ASSIGNED TASK » Write the data out again, exactly as given.

***

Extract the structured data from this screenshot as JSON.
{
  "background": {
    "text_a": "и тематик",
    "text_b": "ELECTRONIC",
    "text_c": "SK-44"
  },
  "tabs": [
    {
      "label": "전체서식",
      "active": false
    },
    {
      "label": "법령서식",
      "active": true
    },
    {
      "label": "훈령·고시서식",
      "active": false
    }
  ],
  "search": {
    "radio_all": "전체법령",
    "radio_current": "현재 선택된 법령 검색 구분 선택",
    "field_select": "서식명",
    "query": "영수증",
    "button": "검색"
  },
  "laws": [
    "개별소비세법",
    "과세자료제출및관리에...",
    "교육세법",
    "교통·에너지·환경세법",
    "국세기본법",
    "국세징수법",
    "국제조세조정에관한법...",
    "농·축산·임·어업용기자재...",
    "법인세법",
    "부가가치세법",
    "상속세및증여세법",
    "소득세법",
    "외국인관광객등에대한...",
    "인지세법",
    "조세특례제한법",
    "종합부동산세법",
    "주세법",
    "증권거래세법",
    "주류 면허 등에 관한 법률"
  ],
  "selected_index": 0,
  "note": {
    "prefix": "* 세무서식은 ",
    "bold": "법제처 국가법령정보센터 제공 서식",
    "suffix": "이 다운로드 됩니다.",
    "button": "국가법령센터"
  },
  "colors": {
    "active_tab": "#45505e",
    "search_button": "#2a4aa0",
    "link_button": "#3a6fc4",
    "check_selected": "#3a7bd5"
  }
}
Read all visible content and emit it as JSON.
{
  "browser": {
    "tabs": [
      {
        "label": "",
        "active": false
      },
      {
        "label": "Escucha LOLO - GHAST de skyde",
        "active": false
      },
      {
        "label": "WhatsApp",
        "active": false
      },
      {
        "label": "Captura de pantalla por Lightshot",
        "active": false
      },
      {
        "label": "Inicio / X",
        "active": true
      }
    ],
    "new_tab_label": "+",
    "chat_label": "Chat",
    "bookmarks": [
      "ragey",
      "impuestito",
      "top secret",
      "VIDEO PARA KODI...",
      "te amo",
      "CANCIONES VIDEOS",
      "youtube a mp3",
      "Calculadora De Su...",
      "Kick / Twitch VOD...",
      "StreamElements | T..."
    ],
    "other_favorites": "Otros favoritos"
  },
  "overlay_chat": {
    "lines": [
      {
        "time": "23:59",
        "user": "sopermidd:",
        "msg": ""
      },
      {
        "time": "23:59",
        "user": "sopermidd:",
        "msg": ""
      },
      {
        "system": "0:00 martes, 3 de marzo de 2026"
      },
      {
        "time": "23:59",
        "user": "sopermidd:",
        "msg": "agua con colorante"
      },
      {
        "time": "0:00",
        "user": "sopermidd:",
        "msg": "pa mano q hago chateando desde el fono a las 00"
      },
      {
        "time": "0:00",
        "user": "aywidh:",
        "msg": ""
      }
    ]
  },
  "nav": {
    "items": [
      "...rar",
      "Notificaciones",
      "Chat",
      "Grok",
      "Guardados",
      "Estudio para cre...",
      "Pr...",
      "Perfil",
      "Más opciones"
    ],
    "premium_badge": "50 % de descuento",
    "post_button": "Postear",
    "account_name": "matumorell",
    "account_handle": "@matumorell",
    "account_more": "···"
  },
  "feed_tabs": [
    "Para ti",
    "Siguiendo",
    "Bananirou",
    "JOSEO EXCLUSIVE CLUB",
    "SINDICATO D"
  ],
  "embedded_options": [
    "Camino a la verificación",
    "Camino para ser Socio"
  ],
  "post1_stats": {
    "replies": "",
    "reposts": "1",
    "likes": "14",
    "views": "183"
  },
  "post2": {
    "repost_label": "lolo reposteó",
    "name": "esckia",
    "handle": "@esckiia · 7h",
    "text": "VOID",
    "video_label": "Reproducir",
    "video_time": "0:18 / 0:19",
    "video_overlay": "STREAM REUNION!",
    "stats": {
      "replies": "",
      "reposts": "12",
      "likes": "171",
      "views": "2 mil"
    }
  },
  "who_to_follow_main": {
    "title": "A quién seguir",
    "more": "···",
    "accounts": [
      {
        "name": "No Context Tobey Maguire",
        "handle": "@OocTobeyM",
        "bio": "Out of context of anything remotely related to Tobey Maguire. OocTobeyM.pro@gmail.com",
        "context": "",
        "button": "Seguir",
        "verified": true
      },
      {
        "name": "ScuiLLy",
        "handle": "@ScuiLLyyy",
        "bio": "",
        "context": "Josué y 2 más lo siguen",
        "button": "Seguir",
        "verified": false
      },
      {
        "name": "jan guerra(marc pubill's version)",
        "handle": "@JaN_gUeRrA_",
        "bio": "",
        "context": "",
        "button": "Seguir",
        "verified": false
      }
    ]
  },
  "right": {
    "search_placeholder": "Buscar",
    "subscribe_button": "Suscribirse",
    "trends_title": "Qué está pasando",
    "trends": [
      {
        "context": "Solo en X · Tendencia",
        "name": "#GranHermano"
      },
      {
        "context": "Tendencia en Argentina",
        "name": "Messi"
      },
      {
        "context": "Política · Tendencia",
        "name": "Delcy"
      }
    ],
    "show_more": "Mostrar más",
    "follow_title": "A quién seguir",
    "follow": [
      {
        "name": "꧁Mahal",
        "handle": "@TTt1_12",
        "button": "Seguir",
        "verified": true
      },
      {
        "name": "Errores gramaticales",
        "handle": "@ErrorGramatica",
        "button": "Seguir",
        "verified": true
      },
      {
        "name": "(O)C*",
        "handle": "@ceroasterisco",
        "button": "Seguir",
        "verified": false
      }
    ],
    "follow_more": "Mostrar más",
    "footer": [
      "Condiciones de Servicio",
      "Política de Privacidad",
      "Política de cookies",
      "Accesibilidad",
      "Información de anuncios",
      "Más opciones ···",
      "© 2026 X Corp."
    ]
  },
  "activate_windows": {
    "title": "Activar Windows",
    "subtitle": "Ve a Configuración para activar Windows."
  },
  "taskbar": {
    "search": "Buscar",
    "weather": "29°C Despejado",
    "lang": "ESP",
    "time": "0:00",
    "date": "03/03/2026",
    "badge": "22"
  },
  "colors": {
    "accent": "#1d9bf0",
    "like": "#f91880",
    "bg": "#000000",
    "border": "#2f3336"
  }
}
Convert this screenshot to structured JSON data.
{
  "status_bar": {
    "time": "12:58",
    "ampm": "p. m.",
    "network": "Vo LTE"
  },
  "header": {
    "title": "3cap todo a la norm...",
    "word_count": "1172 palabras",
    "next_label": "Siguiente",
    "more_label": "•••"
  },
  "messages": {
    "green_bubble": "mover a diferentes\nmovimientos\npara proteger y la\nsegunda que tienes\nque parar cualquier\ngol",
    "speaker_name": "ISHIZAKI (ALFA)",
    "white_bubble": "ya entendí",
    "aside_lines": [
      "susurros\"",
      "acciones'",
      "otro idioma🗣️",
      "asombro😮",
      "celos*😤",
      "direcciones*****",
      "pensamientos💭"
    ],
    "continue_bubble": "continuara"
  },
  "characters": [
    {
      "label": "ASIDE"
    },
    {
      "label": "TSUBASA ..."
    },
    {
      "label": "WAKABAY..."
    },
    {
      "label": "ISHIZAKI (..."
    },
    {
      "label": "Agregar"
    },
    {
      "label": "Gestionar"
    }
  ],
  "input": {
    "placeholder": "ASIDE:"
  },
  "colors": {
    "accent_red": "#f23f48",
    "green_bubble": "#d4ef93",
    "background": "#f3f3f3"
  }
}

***

RESPONSE »
Extract the structured data from this screenshot as JSON.
{
  "background": {
    "text_a": "и тематик",
    "text_b": "ELECTRONIC",
    "text_c": "SK-44"
  },
  "tabs": [
    {
      "label": "전체서식",
      "active": false
    },
    {
      "label": "법령서식",
      "active": true
    },
    {
      "label": "훈령·고시서식",
      "active": false
    }
  ],
  "search": {
    "radio_all": "전체법령",
    "radio_current": "현재 선택된 법령 검색 구분 선택",
    "field_select": "서식명",
    "query": "영수증",
    "button": "검색"
  },
  "laws": [
    "개별소비세법",
    "과세자료제출및관리에...",
    "교육세법",
    "교통·에너지·환경세법",
    "국세기본법",
    "국세징수법",
    "국제조세조정에관한법...",
    "농·축산·임·어업용기자재...",
    "법인세법",
    "부가가치세법",
    "상속세및증여세법",
    "소득세법",
    "외국인관광객등에대한...",
    "인지세법",
    "조세특례제한법",
    "종합부동산세법",
    "주세법",
    "증권거래세법",
    "주류 면허 등에 관한 법률"
  ],
  "selected_index": 0,
  "note": {
    "prefix": "* 세무서식은 ",
    "bold": "법제처 국가법령정보센터 제공 서식",
    "suffix": "이 다운로드 됩니다.",
    "button": "국가법령센터"
  },
  "colors": {
    "active_tab": "#45505e",
    "search_button": "#2a4aa0",
    "link_button": "#3a6fc4",
    "check_selected": "#3a7bd5"
  }
}
Read all visible content and emit it as JSON.
{
  "browser": {
    "tabs": [
      {
        "label": "",
        "active": false
      },
      {
        "label": "Escucha LOLO - GHAST de skyde",
        "active": false
      },
      {
        "label": "WhatsApp",
        "active": false
      },
      {
        "label": "Captura de pantalla por Lightshot",
        "active": false
      },
      {
        "label": "Inicio / X",
        "active": true
      }
    ],
    "new_tab_label": "+",
    "chat_label": "Chat",
    "bookmarks": [
      "ragey",
      "impuestito",
      "top secret",
      "VIDEO PARA KODI...",
      "te amo",
      "CANCIONES VIDEOS",
      "youtube a mp3",
      "Calculadora De Su...",
      "Kick / Twitch VOD...",
      "StreamElements | T..."
    ],
    "other_favorites": "Otros favoritos"
  },
  "overlay_chat": {
    "lines": [
      {
        "time": "23:59",
        "user": "sopermidd:",
        "msg": ""
      },
      {
        "time": "23:59",
        "user": "sopermidd:",
        "msg": ""
      },
      {
        "system": "0:00 martes, 3 de marzo de 2026"
      },
      {
        "time": "23:59",
        "user": "sopermidd:",
        "msg": "agua con colorante"
      },
      {
        "time": "0:00",
        "user": "sopermidd:",
        "msg": "pa mano q hago chateando desde el fono a las 00"
      },
      {
        "time": "0:00",
        "user": "aywidh:",
        "msg": ""
      }
    ]
  },
  "nav": {
    "items": [
      "...rar",
      "Notificaciones",
      "Chat",
      "Grok",
      "Guardados",
      "Estudio para cre...",
      "Pr...",
      "Perfil",
      "Más opciones"
    ],
    "premium_badge": "50 % de descuento",
    "post_button": "Postear",
    "account_name": "matumorell",
    "account_handle": "@matumorell",
    "account_more": "···"
  },
  "feed_tabs": [
    "Para ti",
    "Siguiendo",
    "Bananirou",
    "JOSEO EXCLUSIVE CLUB",
    "SINDICATO D"
  ],
  "embedded_options": [
    "Camino a la verificación",
    "Camino para ser Socio"
  ],
  "post1_stats": {
    "replies": "",
    "reposts": "1",
    "likes": "14",
    "views": "183"
  },
  "post2": {
    "repost_label": "lolo reposteó",
    "name": "esckia",
    "handle": "@esckiia · 7h",
    "text": "VOID",
    "video_label": "Reproducir",
    "video_time": "0:18 / 0:19",
    "video_overlay": "STREAM REUNION!",
    "stats": {
      "replies": "",
      "reposts": "12",
      "likes": "171",
      "views": "2 mil"
    }
  },
  "who_to_follow_main": {
    "title": "A quién seguir",
    "more": "···",
    "accounts": [
      {
        "name": "No Context Tobey Maguire",
        "handle": "@OocTobeyM",
        "bio": "Out of context of anything remotely related to Tobey Maguire. OocTobeyM.pro@gmail.com",
        "context": "",
        "button": "Seguir",
        "verified": true
      },
      {
        "name": "ScuiLLy",
        "handle": "@ScuiLLyyy",
        "bio": "",
        "context": "Josué y 2 más lo siguen",
        "button": "Seguir",
        "verified": false
      },
      {
        "name": "jan guerra(marc pubill's version)",
        "handle": "@JaN_gUeRrA_",
        "bio": "",
        "context": "",
        "button": "Seguir",
        "verified": false
      }
    ]
  },
  "right": {
    "search_placeholder": "Buscar",
    "subscribe_button": "Suscribirse",
    "trends_title": "Qué está pasando",
    "trends": [
      {
        "context": "Solo en X · Tendencia",
        "name": "#GranHermano"
      },
      {
        "context": "Tendencia en Argentina",
        "name": "Messi"
      },
      {
        "context": "Política · Tendencia",
        "name": "Delcy"
      }
    ],
    "show_more": "Mostrar más",
    "follow_title": "A quién seguir",
    "follow": [
      {
        "name": "꧁Mahal",
        "handle": "@TTt1_12",
        "button": "Seguir",
        "verified": true
      },
      {
        "name": "Errores gramaticales",
        "handle": "@ErrorGramatica",
        "button": "Seguir",
        "verified": true
      },
      {
        "name": "(O)C*",
        "handle": "@ceroasterisco",
        "button": "Seguir",
        "verified": false
      }
    ],
    "follow_more": "Mostrar más",
    "footer": [
      "Condiciones de Servicio",
      "Política de Privacidad",
      "Política de cookies",
      "Accesibilidad",
      "Información de anuncios",
      "Más opciones ···",
      "© 2026 X Corp."
    ]
  },
  "activate_windows": {
    "title": "Activar Windows",
    "subtitle": "Ve a Configuración para activar Windows."
  },
  "taskbar": {
    "search": "Buscar",
    "weather": "29°C Despejado",
    "lang": "ESP",
    "time": "0:00",
    "date": "03/03/2026",
    "badge": "22"
  },
  "colors": {
    "accent": "#1d9bf0",
    "like": "#f91880",
    "bg": "#000000",
    "border": "#2f3336"
  }
}
Convert this screenshot to structured JSON data.
{
  "status_bar": {
    "time": "12:58",
    "ampm": "p. m.",
    "network": "Vo LTE"
  },
  "header": {
    "title": "3cap todo a la norm...",
    "word_count": "1172 palabras",
    "next_label": "Siguiente",
    "more_label": "•••"
  },
  "messages": {
    "green_bubble": "mover a diferentes\nmovimientos\npara proteger y la\nsegunda que tienes\nque parar cualquier\ngol",
    "speaker_name": "ISHIZAKI (ALFA)",
    "white_bubble": "ya entendí",
    "aside_lines": [
      "susurros\"",
      "acciones'",
      "otro idioma🗣️",
      "asombro😮",
      "celos*😤",
      "direcciones*****",
      "pensamientos💭"
    ],
    "continue_bubble": "continuara"
  },
  "characters": [
    {
      "label": "ASIDE"
    },
    {
      "label": "TSUBASA ..."
    },
    {
      "label": "WAKABAY..."
    },
    {
      "label": "ISHIZAKI (..."
    },
    {
      "label": "Agregar"
    },
    {
      "label": "Gestionar"
    }
  ],
  "input": {
    "placeholder": "ASIDE:"
  },
  "colors": {
    "accent_red": "#f23f48",
    "green_bubble": "#d4ef93",
    "background": "#f3f3f3"
  }
}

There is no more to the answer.